* _WHAT NEEDS TO BE DONE_:
Below are the records; restate all of them word for word.

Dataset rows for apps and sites
• • • • • • •
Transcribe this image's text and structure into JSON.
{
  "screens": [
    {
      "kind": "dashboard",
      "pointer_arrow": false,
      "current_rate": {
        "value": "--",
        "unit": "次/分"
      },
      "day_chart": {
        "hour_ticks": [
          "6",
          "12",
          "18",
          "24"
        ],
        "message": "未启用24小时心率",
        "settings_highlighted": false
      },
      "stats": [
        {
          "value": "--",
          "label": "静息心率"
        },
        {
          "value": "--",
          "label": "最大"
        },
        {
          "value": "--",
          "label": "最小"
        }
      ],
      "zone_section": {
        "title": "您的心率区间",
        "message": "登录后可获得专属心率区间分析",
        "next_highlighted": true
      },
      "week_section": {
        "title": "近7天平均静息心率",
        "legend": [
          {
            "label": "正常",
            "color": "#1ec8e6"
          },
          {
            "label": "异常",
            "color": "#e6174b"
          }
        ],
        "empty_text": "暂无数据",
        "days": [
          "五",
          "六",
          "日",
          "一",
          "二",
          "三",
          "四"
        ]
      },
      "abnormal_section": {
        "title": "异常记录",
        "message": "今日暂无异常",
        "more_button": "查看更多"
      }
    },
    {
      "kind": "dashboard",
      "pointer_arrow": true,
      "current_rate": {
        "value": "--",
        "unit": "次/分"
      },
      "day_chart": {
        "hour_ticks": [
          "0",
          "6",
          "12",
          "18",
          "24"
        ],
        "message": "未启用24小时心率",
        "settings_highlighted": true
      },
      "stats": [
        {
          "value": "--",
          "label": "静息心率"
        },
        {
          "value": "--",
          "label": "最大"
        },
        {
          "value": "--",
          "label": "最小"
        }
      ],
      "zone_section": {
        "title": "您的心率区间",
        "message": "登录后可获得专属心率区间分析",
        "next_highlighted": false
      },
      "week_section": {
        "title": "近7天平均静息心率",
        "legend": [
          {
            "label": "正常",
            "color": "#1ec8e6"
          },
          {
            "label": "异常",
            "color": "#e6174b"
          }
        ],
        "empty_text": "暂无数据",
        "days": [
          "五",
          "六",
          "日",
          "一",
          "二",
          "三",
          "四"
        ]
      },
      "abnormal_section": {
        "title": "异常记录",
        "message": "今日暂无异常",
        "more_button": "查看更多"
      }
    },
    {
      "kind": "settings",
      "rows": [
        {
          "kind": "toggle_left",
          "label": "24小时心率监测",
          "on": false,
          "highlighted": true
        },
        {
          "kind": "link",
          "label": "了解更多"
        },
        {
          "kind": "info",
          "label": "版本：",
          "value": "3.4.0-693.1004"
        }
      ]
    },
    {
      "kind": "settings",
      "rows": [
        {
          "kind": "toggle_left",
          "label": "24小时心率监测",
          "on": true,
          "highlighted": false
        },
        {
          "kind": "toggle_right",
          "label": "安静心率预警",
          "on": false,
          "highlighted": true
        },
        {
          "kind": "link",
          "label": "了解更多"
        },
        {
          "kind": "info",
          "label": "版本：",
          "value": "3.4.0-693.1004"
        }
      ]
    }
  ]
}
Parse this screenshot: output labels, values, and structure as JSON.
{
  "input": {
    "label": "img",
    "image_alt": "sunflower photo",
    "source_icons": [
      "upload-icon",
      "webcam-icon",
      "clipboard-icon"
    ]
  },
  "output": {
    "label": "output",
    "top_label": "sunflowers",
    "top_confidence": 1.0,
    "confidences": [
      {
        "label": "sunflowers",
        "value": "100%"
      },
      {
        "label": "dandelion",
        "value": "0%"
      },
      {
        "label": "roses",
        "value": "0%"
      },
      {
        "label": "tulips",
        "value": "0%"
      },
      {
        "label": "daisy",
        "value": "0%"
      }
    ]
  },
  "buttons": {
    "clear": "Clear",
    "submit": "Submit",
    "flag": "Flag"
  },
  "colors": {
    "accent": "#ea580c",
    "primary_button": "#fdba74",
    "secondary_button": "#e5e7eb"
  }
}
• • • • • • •
* _EXPECTED OUTPUT_:
Transcribe this image's text and structure into JSON.
{
  "screens": [
    {
      "kind": "dashboard",
      "pointer_arrow": false,
      "current_rate": {
        "value": "--",
        "unit": "次/分"
      },
      "day_chart": {
        "hour_ticks": [
          "6",
          "12",
          "18",
          "24"
        ],
        "message": "未启用24小时心率",
        "settings_highlighted": false
      },
      "stats": [
        {
          "value": "--",
          "label": "静息心率"
        },
        {
          "value": "--",
          "label": "最大"
        },
        {
          "value": "--",
          "label": "最小"
        }
      ],
      "zone_section": {
        "title": "您的心率区间",
        "message": "登录后可获得专属心率区间分析",
        "next_highlighted": true
      },
      "week_section": {
        "title": "近7天平均静息心率",
        "legend": [
          {
            "label": "正常",
            "color": "#1ec8e6"
          },
          {
            "label": "异常",
            "color": "#e6174b"
          }
        ],
        "empty_text": "暂无数据",
        "days": [
          "五",
          "六",
          "日",
          "一",
          "二",
          "三",
          "四"
        ]
      },
      "abnormal_section": {
        "title": "异常记录",
        "message": "今日暂无异常",
        "more_button": "查看更多"
      }
    },
    {
      "kind": "dashboard",
      "pointer_arrow": true,
      "current_rate": {
        "value": "--",
        "unit": "次/分"
      },
      "day_chart": {
        "hour_ticks": [
          "0",
          "6",
          "12",
          "18",
          "24"
        ],
        "message": "未启用24小时心率",
        "settings_highlighted": true
      },
      "stats": [
        {
          "value": "--",
          "label": "静息心率"
        },
        {
          "value": "--",
          "label": "最大"
        },
        {
          "value": "--",
          "label": "最小"
        }
      ],
      "zone_section": {
        "title": "您的心率区间",
        "message": "登录后可获得专属心率区间分析",
        "next_highlighted": false
      },
      "week_section": {
        "title": "近7天平均静息心率",
        "legend": [
          {
            "label": "正常",
            "color": "#1ec8e6"
          },
          {
            "label": "异常",
            "color": "#e6174b"
          }
        ],
        "empty_text": "暂无数据",
        "days": [
          "五",
          "六",
          "日",
          "一",
          "二",
          "三",
          "四"
        ]
      },
      "abnormal_section": {
        "title": "异常记录",
        "message": "今日暂无异常",
        "more_button": "查看更多"
      }
    },
    {
      "kind": "settings",
      "rows": [
        {
          "kind": "toggle_left",
          "label": "24小时心率监测",
          "on": false,
          "highlighted": true
        },
        {
          "kind": "link",
          "label": "了解更多"
        },
        {
          "kind": "info",
          "label": "版本：",
          "value": "3.4.0-693.1004"
        }
      ]
    },
    {
      "kind": "settings",
      "rows": [
        {
          "kind": "toggle_left",
          "label": "24小时心率监测",
          "on": true,
          "highlighted": false
        },
        {
          "kind": "toggle_right",
          "label": "安静心率预警",
          "on": false,
          "highlighted": true
        },
        {
          "kind": "link",
          "label": "了解更多"
        },
        {
          "kind": "info",
          "label": "版本：",
          "value": "3.4.0-693.1004"
        }
      ]
    }
  ]
}
Parse this screenshot: output labels, values, and structure as JSON.
{
  "input": {
    "label": "img",
    "image_alt": "sunflower photo",
    "source_icons": [
      "upload-icon",
      "webcam-icon",
      "clipboard-icon"
    ]
  },
  "output": {
    "label": "output",
    "top_label": "sunflowers",
    "top_confidence": 1.0,
    "confidences": [
      {
        "label": "sunflowers",
        "value": "100%"
      },
      {
        "label": "dandelion",
        "value": "0%"
      },
      {
        "label": "roses",
        "value": "0%"
      },
      {
        "label": "tulips",
        "value": "0%"
      },
      {
        "label": "daisy",
        "value": "0%"
      }
    ]
  },
  "buttons": {
    "clear": "Clear",
    "submit": "Submit",
    "flag": "Flag"
  },
  "colors": {
    "accent": "#ea580c",
    "primary_button": "#fdba74",
    "secondary_button": "#e5e7eb"
  }
}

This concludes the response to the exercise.